---------- MATERIAL FOR THIS EXERCISE

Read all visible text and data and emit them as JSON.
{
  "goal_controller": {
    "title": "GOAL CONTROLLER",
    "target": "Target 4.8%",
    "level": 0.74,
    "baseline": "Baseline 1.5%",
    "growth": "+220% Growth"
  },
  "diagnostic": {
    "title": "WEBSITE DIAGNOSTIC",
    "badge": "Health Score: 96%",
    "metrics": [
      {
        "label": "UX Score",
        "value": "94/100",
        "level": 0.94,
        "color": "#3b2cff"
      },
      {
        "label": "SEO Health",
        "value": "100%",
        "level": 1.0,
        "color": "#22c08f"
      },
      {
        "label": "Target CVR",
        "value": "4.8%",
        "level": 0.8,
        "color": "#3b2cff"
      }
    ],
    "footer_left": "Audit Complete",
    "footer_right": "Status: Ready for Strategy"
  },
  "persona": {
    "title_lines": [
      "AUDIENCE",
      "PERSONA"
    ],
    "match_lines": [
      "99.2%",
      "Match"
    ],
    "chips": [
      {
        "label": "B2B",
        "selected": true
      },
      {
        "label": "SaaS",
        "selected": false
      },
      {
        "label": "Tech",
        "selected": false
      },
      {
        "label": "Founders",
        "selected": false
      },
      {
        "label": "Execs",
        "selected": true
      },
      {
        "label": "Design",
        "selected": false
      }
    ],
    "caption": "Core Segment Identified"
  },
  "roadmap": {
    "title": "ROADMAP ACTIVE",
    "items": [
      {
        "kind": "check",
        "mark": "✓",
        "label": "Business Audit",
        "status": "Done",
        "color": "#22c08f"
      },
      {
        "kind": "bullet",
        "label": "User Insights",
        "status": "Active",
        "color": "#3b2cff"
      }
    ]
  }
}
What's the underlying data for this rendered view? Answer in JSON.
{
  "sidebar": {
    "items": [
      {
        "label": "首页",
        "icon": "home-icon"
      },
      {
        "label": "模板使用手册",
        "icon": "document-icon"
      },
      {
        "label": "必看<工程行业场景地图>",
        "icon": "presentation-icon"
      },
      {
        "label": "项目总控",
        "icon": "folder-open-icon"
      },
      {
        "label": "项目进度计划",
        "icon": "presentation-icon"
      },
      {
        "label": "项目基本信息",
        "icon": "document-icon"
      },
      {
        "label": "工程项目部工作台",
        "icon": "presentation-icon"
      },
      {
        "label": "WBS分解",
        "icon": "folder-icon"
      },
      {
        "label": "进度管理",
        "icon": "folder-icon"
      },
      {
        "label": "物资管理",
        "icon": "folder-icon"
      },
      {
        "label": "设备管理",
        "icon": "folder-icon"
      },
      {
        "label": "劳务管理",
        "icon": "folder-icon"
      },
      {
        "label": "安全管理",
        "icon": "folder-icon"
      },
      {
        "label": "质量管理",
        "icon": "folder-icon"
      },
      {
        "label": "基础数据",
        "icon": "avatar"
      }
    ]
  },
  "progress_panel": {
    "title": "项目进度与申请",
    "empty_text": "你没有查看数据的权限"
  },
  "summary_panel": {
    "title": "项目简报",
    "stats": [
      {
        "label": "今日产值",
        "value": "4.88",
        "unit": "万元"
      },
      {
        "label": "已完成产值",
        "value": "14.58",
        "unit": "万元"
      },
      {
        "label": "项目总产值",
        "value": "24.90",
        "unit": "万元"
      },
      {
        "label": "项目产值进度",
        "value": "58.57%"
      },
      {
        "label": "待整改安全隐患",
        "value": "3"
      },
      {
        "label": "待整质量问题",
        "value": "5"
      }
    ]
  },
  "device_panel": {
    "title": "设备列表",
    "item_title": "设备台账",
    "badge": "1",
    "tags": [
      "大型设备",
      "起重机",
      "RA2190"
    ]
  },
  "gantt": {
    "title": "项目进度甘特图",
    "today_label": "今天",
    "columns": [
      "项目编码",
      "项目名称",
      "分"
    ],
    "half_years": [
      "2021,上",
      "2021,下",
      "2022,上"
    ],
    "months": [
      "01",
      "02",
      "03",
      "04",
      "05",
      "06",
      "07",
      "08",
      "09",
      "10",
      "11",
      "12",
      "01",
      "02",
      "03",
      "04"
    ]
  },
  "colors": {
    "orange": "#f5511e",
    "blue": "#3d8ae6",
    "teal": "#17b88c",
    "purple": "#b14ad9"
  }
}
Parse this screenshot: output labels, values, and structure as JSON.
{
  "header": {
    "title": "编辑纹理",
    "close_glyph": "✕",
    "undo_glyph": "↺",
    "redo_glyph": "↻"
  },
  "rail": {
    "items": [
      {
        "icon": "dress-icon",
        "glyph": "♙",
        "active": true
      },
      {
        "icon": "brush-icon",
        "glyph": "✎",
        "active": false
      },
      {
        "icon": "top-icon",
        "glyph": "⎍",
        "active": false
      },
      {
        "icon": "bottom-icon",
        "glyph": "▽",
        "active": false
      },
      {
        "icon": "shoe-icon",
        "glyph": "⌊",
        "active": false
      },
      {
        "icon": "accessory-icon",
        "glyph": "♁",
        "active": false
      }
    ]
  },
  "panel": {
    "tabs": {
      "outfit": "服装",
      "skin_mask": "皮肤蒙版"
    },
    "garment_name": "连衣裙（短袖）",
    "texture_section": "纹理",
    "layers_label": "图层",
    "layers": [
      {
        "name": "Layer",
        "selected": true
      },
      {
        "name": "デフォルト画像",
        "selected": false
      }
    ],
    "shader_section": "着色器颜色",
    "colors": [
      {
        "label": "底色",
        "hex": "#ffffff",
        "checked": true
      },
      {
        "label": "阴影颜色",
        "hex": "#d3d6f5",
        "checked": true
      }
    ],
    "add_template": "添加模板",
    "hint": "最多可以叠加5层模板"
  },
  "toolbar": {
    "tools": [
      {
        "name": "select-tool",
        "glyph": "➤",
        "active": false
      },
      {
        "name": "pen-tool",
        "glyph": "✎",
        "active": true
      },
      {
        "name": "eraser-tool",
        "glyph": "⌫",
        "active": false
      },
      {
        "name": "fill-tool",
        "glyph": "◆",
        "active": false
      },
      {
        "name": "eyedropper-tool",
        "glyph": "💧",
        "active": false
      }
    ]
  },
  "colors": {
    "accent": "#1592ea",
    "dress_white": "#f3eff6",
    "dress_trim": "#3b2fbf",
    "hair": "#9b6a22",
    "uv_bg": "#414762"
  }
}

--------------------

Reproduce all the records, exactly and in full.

YOUR RESPONSE:
Read all visible text and data and emit them as JSON.
{
  "goal_controller": {
    "title": "GOAL CONTROLLER",
    "target": "Target 4.8%",
    "level": 0.74,
    "baseline": "Baseline 1.5%",
    "growth": "+220% Growth"
  },
  "diagnostic": {
    "title": "WEBSITE DIAGNOSTIC",
    "badge": "Health Score: 96%",
    "metrics": [
      {
        "label": "UX Score",
        "value": "94/100",
        "level": 0.94,
        "color": "#3b2cff"
      },
      {
        "label": "SEO Health",
        "value": "100%",
        "level": 1.0,
        "color": "#22c08f"
      },
      {
        "label": "Target CVR",
        "value": "4.8%",
        "level": 0.8,
        "color": "#3b2cff"
      }
    ],
    "footer_left": "Audit Complete",
    "footer_right": "Status: Ready for Strategy"
  },
  "persona": {
    "title_lines": [
      "AUDIENCE",
      "PERSONA"
    ],
    "match_lines": [
      "99.2%",
      "Match"
    ],
    "chips": [
      {
        "label": "B2B",
        "selected": true
      },
      {
        "label": "SaaS",
        "selected": false
      },
      {
        "label": "Tech",
        "selected": false
      },
      {
        "label": "Founders",
        "selected": false
      },
      {
        "label": "Execs",
        "selected": true
      },
      {
        "label": "Design",
        "selected": false
      }
    ],
    "caption": "Core Segment Identified"
  },
  "roadmap": {
    "title": "ROADMAP ACTIVE",
    "items": [
      {
        "kind": "check",
        "mark": "✓",
        "label": "Business Audit",
        "status": "Done",
        "color": "#22c08f"
      },
      {
        "kind": "bullet",
        "label": "User Insights",
        "status": "Active",
        "color": "#3b2cff"
      }
    ]
  }
}
What's the underlying data for this rendered view? Answer in JSON.
{
  "sidebar": {
    "items": [
      {
        "label": "首页",
        "icon": "home-icon"
      },
      {
        "label": "模板使用手册",
        "icon": "document-icon"
      },
      {
        "label": "必看<工程行业场景地图>",
        "icon": "presentation-icon"
      },
      {
        "label": "项目总控",
        "icon": "folder-open-icon"
      },
      {
        "label": "项目进度计划",
        "icon": "presentation-icon"
      },
      {
        "label": "项目基本信息",
        "icon": "document-icon"
      },
      {
        "label": "工程项目部工作台",
        "icon": "presentation-icon"
      },
      {
        "label": "WBS分解",
        "icon": "folder-icon"
      },
      {
        "label": "进度管理",
        "icon": "folder-icon"
      },
      {
        "label": "物资管理",
        "icon": "folder-icon"
      },
      {
        "label": "设备管理",
        "icon": "folder-icon"
      },
      {
        "label": "劳务管理",
        "icon": "folder-icon"
      },
      {
        "label": "安全管理",
        "icon": "folder-icon"
      },
      {
        "label": "质量管理",
        "icon": "folder-icon"
      },
      {
        "label": "基础数据",
        "icon": "avatar"
      }
    ]
  },
  "progress_panel": {
    "title": "项目进度与申请",
    "empty_text": "你没有查看数据的权限"
  },
  "summary_panel": {
    "title": "项目简报",
    "stats": [
      {
        "label": "今日产值",
        "value": "4.88",
        "unit": "万元"
      },
      {
        "label": "已完成产值",
        "value": "14.58",
        "unit": "万元"
      },
      {
        "label": "项目总产值",
        "value": "24.90",
        "unit": "万元"
      },
      {
        "label": "项目产值进度",
        "value": "58.57%"
      },
      {
        "label": "待整改安全隐患",
        "value": "3"
      },
      {
        "label": "待整质量问题",
        "value": "5"
      }
    ]
  },
  "device_panel": {
    "title": "设备列表",
    "item_title": "设备台账",
    "badge": "1",
    "tags": [
      "大型设备",
      "起重机",
      "RA2190"
    ]
  },
  "gantt": {
    "title": "项目进度甘特图",
    "today_label": "今天",
    "columns": [
      "项目编码",
      "项目名称",
      "分"
    ],
    "half_years": [
      "2021,上",
      "2021,下",
      "2022,上"
    ],
    "months": [
      "01",
      "02",
      "03",
      "04",
      "05",
      "06",
      "07",
      "08",
      "09",
      "10",
      "11",
      "12",
      "01",
      "02",
      "03",
      "04"
    ]
  },
  "colors": {
    "orange": "#f5511e",
    "blue": "#3d8ae6",
    "teal": "#17b88c",
    "purple": "#b14ad9"
  }
}
Parse this screenshot: output labels, values, and structure as JSON.
{
  "header": {
    "title": "编辑纹理",
    "close_glyph": "✕",
    "undo_glyph": "↺",
    "redo_glyph": "↻"
  },
  "rail": {
    "items": [
      {
        "icon": "dress-icon",
        "glyph": "♙",
        "active": true
      },
      {
        "icon": "brush-icon",
        "glyph": "✎",
        "active": false
      },
      {
        "icon": "top-icon",
        "glyph": "⎍",
        "active": false
      },
      {
        "icon": "bottom-icon",
        "glyph": "▽",
        "active": false
      },
      {
        "icon": "shoe-icon",
        "glyph": "⌊",
        "active": false
      },
      {
        "icon": "accessory-icon",
        "glyph": "♁",
        "active": false
      }
    ]
  },
  "panel": {
    "tabs": {
      "outfit": "服装",
      "skin_mask": "皮肤蒙版"
    },
    "garment_name": "连衣裙（短袖）",
    "texture_section": "纹理",
    "layers_label": "图层",
    "layers": [
      {
        "name": "Layer",
        "selected": true
      },
      {
        "name": "デフォルト画像",
        "selected": false
      }
    ],
    "shader_section": "着色器颜色",
    "colors": [
      {
        "label": "底色",
        "hex": "#ffffff",
        "checked": true
      },
      {
        "label": "阴影颜色",
        "hex": "#d3d6f5",
        "checked": true
      }
    ],
    "add_template": "添加模板",
    "hint": "最多可以叠加5层模板"
  },
  "toolbar": {
    "tools": [
      {
        "name": "select-tool",
        "glyph": "➤",
        "active": false
      },
      {
        "name": "pen-tool",
        "glyph": "✎",
        "active": true
      },
      {
        "name": "eraser-tool",
        "glyph": "⌫",
        "active": false
      },
      {
        "name": "fill-tool",
        "glyph": "◆",
        "active": false
      },
      {
        "name": "eyedropper-tool",
        "glyph": "💧",
        "active": false
      }
    ]
  },
  "colors": {
    "accent": "#1592ea",
    "dress_white": "#f3eff6",
    "dress_trim": "#3b2fbf",
    "hair": "#9b6a22",
    "uv_bg": "#414762"
  }
}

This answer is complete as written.